■ Aim of the exercise ■
Scan the data below. Pull out each line where "this" occurs.

Data records for software interfaces
★ ★ ★ ★ ★ ★ ★

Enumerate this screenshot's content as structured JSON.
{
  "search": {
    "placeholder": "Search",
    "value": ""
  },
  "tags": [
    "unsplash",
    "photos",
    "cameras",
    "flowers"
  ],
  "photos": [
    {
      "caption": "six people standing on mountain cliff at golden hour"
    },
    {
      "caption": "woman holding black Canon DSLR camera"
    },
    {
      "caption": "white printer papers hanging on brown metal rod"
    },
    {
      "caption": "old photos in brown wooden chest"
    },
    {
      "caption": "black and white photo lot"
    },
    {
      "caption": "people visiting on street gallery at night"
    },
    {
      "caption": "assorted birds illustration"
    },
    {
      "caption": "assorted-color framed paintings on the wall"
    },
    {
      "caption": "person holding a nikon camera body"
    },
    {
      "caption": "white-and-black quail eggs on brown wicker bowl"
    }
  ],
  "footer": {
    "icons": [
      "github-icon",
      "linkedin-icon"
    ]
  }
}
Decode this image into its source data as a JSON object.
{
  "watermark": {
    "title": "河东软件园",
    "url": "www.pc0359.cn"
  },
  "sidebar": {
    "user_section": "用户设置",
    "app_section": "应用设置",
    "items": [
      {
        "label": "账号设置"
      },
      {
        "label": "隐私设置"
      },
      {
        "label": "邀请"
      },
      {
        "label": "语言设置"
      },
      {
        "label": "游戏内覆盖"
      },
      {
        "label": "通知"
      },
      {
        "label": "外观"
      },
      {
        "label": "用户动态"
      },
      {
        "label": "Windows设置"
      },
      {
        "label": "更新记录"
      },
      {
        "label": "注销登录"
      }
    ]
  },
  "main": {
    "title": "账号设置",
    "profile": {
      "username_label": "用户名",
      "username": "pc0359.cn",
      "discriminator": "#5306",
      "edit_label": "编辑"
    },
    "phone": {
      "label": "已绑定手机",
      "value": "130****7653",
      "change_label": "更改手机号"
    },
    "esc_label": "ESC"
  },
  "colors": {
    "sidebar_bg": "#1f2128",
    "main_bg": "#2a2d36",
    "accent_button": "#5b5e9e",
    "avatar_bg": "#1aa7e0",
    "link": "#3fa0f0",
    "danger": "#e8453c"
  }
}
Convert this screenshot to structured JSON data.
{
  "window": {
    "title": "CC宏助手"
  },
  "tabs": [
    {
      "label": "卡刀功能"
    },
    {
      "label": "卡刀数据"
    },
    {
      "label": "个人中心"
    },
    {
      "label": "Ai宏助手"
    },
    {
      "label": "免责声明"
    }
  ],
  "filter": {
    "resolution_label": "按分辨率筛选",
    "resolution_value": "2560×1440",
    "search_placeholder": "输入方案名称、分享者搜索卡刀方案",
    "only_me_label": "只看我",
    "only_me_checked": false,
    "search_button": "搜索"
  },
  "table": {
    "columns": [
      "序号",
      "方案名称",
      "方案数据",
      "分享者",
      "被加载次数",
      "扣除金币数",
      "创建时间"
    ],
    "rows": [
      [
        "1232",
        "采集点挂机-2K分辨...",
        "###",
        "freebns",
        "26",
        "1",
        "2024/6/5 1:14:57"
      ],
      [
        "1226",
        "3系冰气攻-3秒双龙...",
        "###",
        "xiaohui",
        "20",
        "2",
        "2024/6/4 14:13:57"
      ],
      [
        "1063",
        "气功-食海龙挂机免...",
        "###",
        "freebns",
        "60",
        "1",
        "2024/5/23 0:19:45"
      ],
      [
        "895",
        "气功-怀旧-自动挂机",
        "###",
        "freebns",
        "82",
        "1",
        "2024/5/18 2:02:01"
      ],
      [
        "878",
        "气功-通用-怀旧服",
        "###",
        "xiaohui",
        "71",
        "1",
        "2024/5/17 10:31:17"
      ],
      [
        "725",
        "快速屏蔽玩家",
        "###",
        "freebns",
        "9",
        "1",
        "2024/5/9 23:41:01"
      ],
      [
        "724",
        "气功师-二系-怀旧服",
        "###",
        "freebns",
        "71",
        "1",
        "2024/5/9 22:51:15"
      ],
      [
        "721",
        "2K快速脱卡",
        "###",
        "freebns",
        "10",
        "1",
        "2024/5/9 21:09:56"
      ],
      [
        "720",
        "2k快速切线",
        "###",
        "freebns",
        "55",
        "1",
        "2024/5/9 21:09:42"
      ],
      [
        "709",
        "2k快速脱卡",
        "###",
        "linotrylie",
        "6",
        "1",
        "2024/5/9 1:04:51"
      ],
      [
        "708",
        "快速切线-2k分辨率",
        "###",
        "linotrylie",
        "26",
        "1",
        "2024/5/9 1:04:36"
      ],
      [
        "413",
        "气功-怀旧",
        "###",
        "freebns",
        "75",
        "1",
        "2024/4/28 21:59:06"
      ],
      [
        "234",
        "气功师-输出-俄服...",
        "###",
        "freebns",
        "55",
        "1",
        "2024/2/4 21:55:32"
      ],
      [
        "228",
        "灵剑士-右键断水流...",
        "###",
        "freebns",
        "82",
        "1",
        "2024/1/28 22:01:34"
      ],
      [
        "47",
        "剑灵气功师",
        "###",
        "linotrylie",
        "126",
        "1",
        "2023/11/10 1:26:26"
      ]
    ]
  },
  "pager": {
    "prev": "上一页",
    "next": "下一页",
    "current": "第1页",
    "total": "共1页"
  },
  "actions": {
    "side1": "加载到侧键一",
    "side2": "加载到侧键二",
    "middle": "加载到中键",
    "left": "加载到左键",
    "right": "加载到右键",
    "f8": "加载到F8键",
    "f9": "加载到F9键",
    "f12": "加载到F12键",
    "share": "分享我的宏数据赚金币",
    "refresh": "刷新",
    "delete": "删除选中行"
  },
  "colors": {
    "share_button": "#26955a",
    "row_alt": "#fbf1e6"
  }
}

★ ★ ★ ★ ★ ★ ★

■ Solution ■
Enumerate this screenshot's content as structured JSON.
Decode this image into its source data as a JSON object.
Convert this screenshot to structured JSON data.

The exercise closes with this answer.